## Work item
Report each line of the records where "arrow" occurs.

## Record extracts
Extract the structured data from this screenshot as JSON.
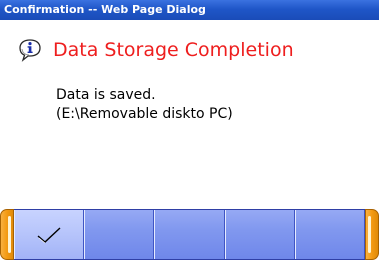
{
  "window": {
    "title": "Confirmation -- Web Page Dialog"
  },
  "dialog": {
    "icon": "info-icon",
    "heading": "Data Storage Completion",
    "message_lines": [
      "Data is saved.",
      "(E:\\Removable diskto PC)"
    ]
  },
  "softkeys": [
    {
      "label": "",
      "icon": "checkmark-icon"
    },
    {
      "label": ""
    },
    {
      "label": ""
    },
    {
      "label": ""
    },
    {
      "label": ""
    }
  ],
  "colors": {
    "titlebar": "#1f56c8",
    "heading": "#ee1e1e",
    "softkey_blue": "#8198ef",
    "cap_orange": "#f39a12"
  }
}
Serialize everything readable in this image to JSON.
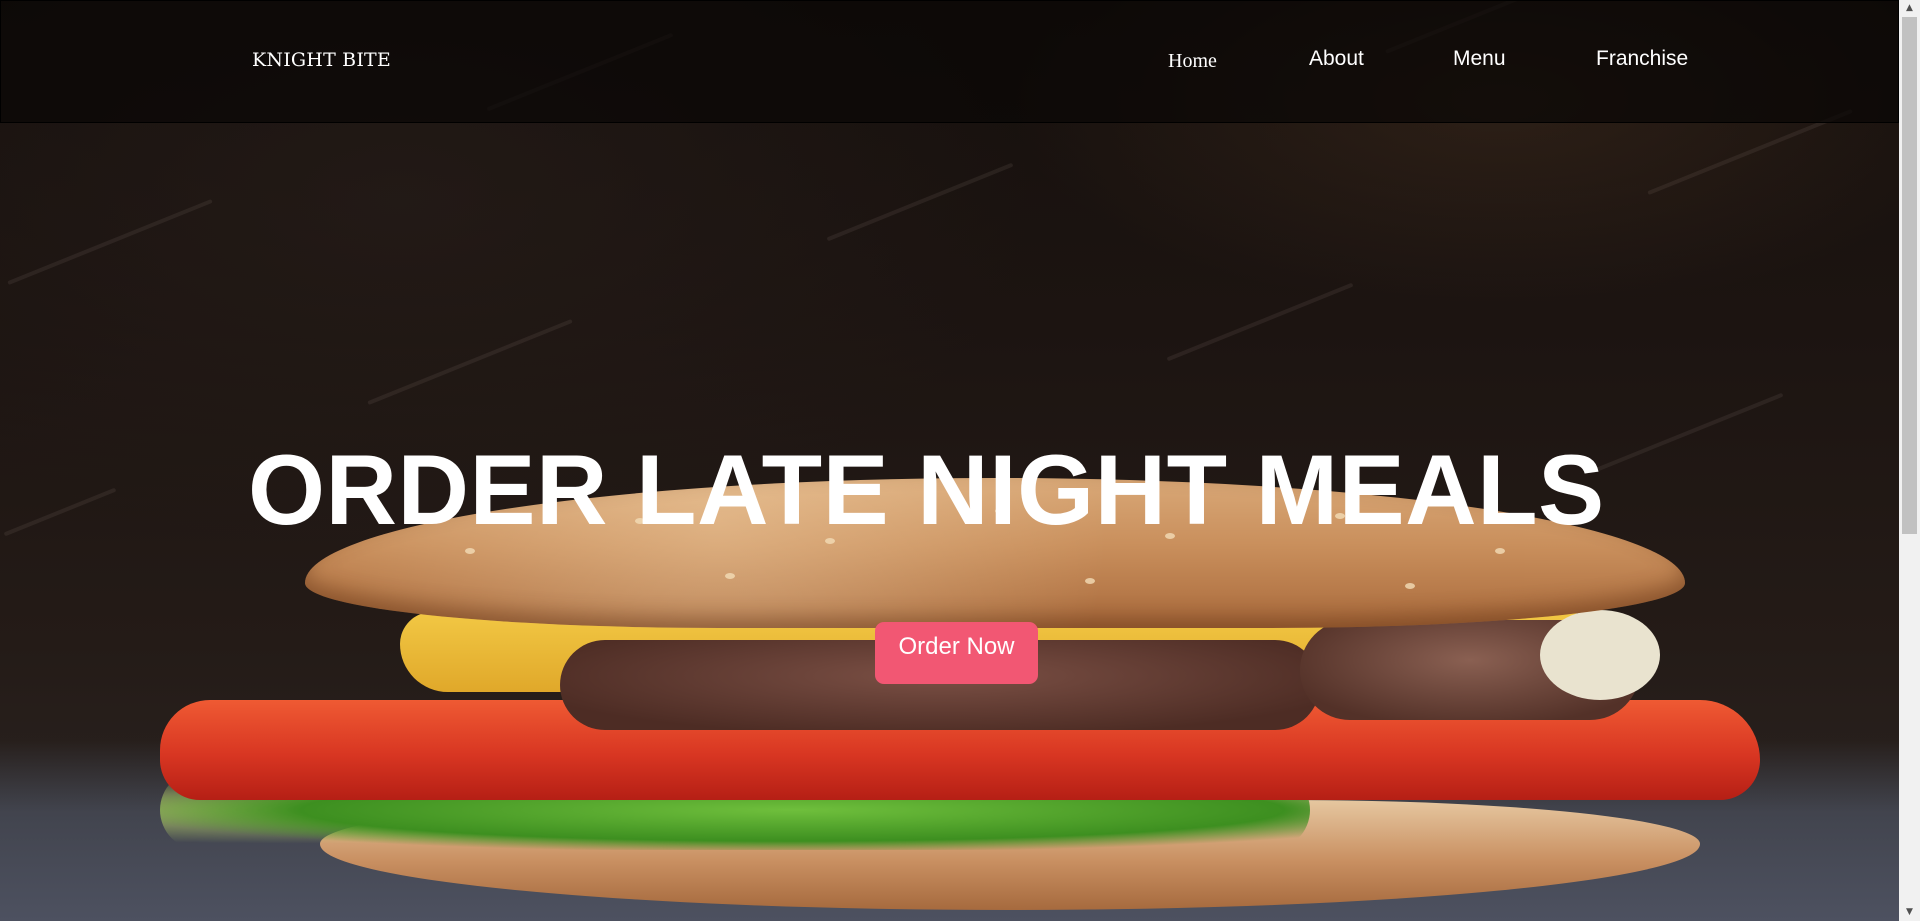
{
  "header": {
    "brand": "KNIGHT BITE",
    "nav": {
      "home": "Home",
      "about": "About",
      "menu": "Menu",
      "franchise": "Franchise"
    }
  },
  "hero": {
    "title": "ORDER LATE NIGHT MEALS",
    "cta_label": "Order Now",
    "background_image": "burger-photo"
  },
  "colors": {
    "cta_background": "#f25773",
    "text": "#ffffff",
    "header_background": "#0a0706"
  },
  "scrollbar": {
    "up_icon": "scroll-up-arrow-icon",
    "down_icon": "scroll-down-arrow-icon"
  }
}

## Result
    "up_icon": "scroll-up-arrow-icon",
    "down_icon": "scroll-down-arrow-icon"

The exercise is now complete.